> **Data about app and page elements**
· · · ·

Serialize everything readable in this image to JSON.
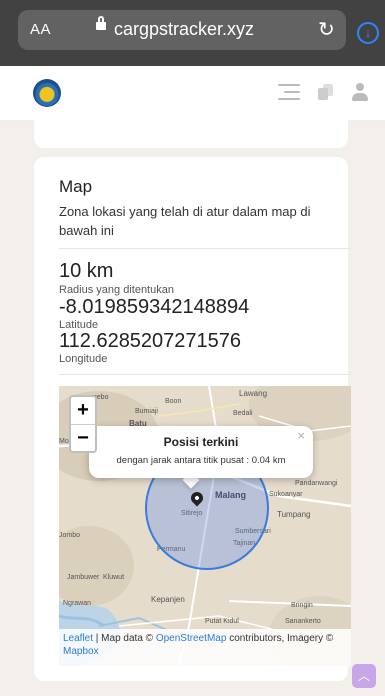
{
  "browser": {
    "text_size_label": "AA",
    "url": "cargpstracker.xyz",
    "reload_icon": "reload-icon",
    "download_icon": "download-icon"
  },
  "header": {
    "logo_icon": "institution-logo",
    "icons": [
      "menu-icon",
      "copy-icon",
      "user-icon"
    ]
  },
  "map_card": {
    "title": "Map",
    "description": "Zona lokasi yang telah di atur dalam map di bawah ini",
    "radius_value": "10 km",
    "radius_label": "Radius yang ditentukan",
    "latitude_value": "-8.019859342148894",
    "latitude_label": "Latitude",
    "longitude_value": "112.6285207271576",
    "longitude_label": "Longitude"
  },
  "map": {
    "zoom_in": "+",
    "zoom_out": "−",
    "popup_title": "Posisi terkini",
    "popup_text": "dengan jarak antara titik pusat : 0.04 km",
    "popup_close": "×",
    "labels": {
      "boon": "Boon",
      "lawang": "Lawang",
      "bumiaji": "Bumiaji",
      "bedali": "Bedali",
      "batu": "Batu",
      "malang": "Malang",
      "pandanwangi": "Pandanwangi",
      "sitirejo": "Sitirejo",
      "sukoanyar": "Sukoanyar",
      "tumpang": "Tumpang",
      "sumbersari": "Sumbersari",
      "tajinan": "Tajinan",
      "permanu": "Permanu",
      "jambuwer": "Jambuwer",
      "kluwut": "Kluwut",
      "kepanjen": "Kepanjen",
      "bringin": "Bringin",
      "ngrawan": "Ngrawan",
      "putat_kidul": "Putat Kidul",
      "sanankerto": "Sanankerto",
      "mojorejo": "Mojorejo",
      "jombo": "Jombo",
      "ngebo": "ngebo"
    },
    "attribution": {
      "leaflet": "Leaflet",
      "sep": " | Map data © ",
      "osm": "OpenStreetMap",
      "rest": " contributors, Imagery © ",
      "mapbox": "Mapbox"
    }
  },
  "scroll_top_icon": "chevron-up-icon"
}
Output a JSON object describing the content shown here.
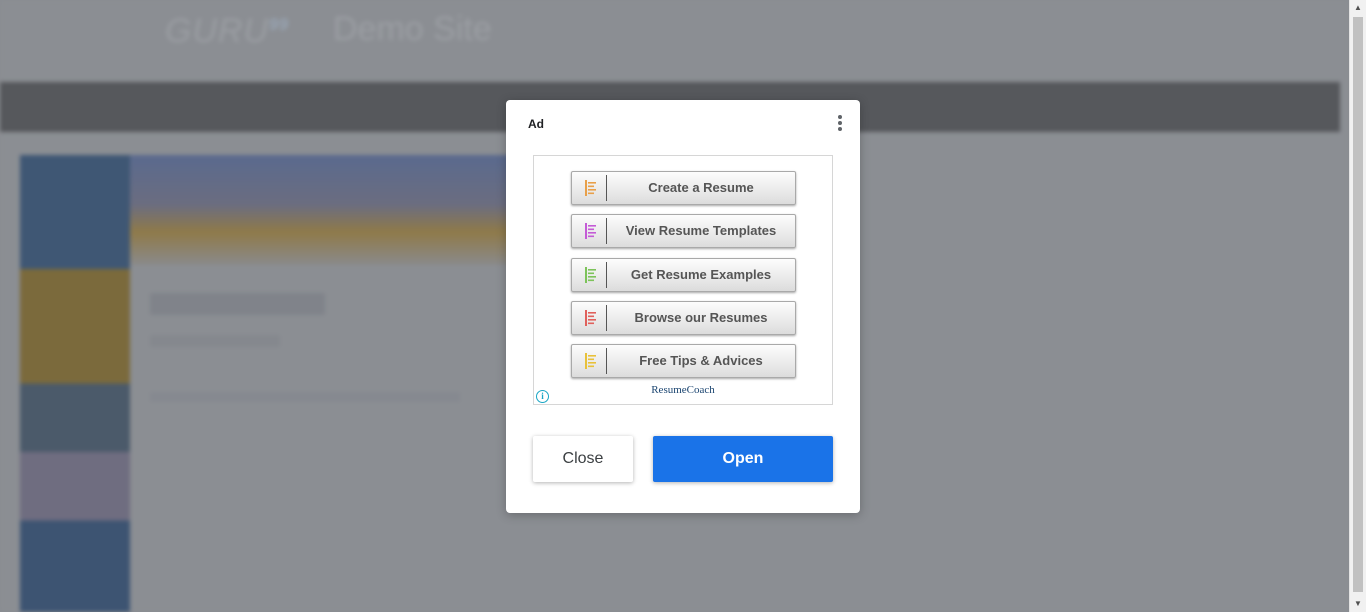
{
  "background": {
    "logo": "GURU",
    "logo_sup": "99",
    "site_title": "Demo Site"
  },
  "modal": {
    "label": "Ad",
    "close_label": "Close",
    "open_label": "Open",
    "menu_icon": "more-vert-icon"
  },
  "ad": {
    "buttons": [
      {
        "label": "Create a Resume",
        "color": "#e8a04a"
      },
      {
        "label": "View Resume Templates",
        "color": "#c45bd6"
      },
      {
        "label": "Get Resume Examples",
        "color": "#7dc35a"
      },
      {
        "label": "Browse our Resumes",
        "color": "#e0615c"
      },
      {
        "label": "Free Tips & Advices",
        "color": "#e8c13a"
      }
    ],
    "brand": "ResumeCoach",
    "info_icon": "info-icon",
    "info_glyph": "i"
  },
  "colors": {
    "primary": "#1a73e8"
  }
}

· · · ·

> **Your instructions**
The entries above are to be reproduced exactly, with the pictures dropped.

> **Written answer**
Serialize everything readable in this image to JSON.
{
  "browser": {
    "text_size_label": "AA",
    "url": "cargpstracker.xyz",
    "reload_icon": "reload-icon",
    "download_icon": "download-icon"
  },
  "header": {
    "logo_icon": "institution-logo",
    "icons": [
      "menu-icon",
      "copy-icon",
      "user-icon"
    ]
  },
  "map_card": {
    "title": "Map",
    "description": "Zona lokasi yang telah di atur dalam map di bawah ini",
    "radius_value": "10 km",
    "radius_label": "Radius yang ditentukan",
    "latitude_value": "-8.019859342148894",
    "latitude_label": "Latitude",
    "longitude_value": "112.6285207271576",
    "longitude_label": "Longitude"
  },
  "map": {
    "zoom_in": "+",
    "zoom_out": "−",
    "popup_title": "Posisi terkini",
    "popup_text": "dengan jarak antara titik pusat : 0.04 km",
    "popup_close": "×",
    "labels": {
      "boon": "Boon",
      "lawang": "Lawang",
      "bumiaji": "Bumiaji",
      "bedali": "Bedali",
      "batu": "Batu",
      "malang": "Malang",
      "pandanwangi": "Pandanwangi",
      "sitirejo": "Sitirejo",
      "sukoanyar": "Sukoanyar",
      "tumpang": "Tumpang",
      "sumbersari": "Sumbersari",
      "tajinan": "Tajinan",
      "permanu": "Permanu",
      "jambuwer": "Jambuwer",
      "kluwut": "Kluwut",
      "kepanjen": "Kepanjen",
      "bringin": "Bringin",
      "ngrawan": "Ngrawan",
      "putat_kidul": "Putat Kidul",
      "sanankerto": "Sanankerto",
      "mojorejo": "Mojorejo",
      "jombo": "Jombo",
      "ngebo": "ngebo"
    },
    "attribution": {
      "leaflet": "Leaflet",
      "sep": " | Map data © ",
      "osm": "OpenStreetMap",
      "rest": " contributors, Imagery © ",
      "mapbox": "Mapbox"
    }
  },
  "scroll_top_icon": "chevron-up-icon"
}
Output a JSON object describing the content shown here.
{
  "background": {
    "logo": "GURU",
    "logo_sup": "99",
    "site_title": "Demo Site"
  },
  "modal": {
    "label": "Ad",
    "close_label": "Close",
    "open_label": "Open",
    "menu_icon": "more-vert-icon"
  },
  "ad": {
    "buttons": [
      {
        "label": "Create a Resume",
        "color": "#e8a04a"
      },
      {
        "label": "View Resume Templates",
        "color": "#c45bd6"
      },
      {
        "label": "Get Resume Examples",
        "color": "#7dc35a"
      },
      {
        "label": "Browse our Resumes",
        "color": "#e0615c"
      },
      {
        "label": "Free Tips & Advices",
        "color": "#e8c13a"
      }
    ],
    "brand": "ResumeCoach",
    "info_icon": "info-icon",
    "info_glyph": "i"
  },
  "colors": {
    "primary": "#1a73e8"
  }
}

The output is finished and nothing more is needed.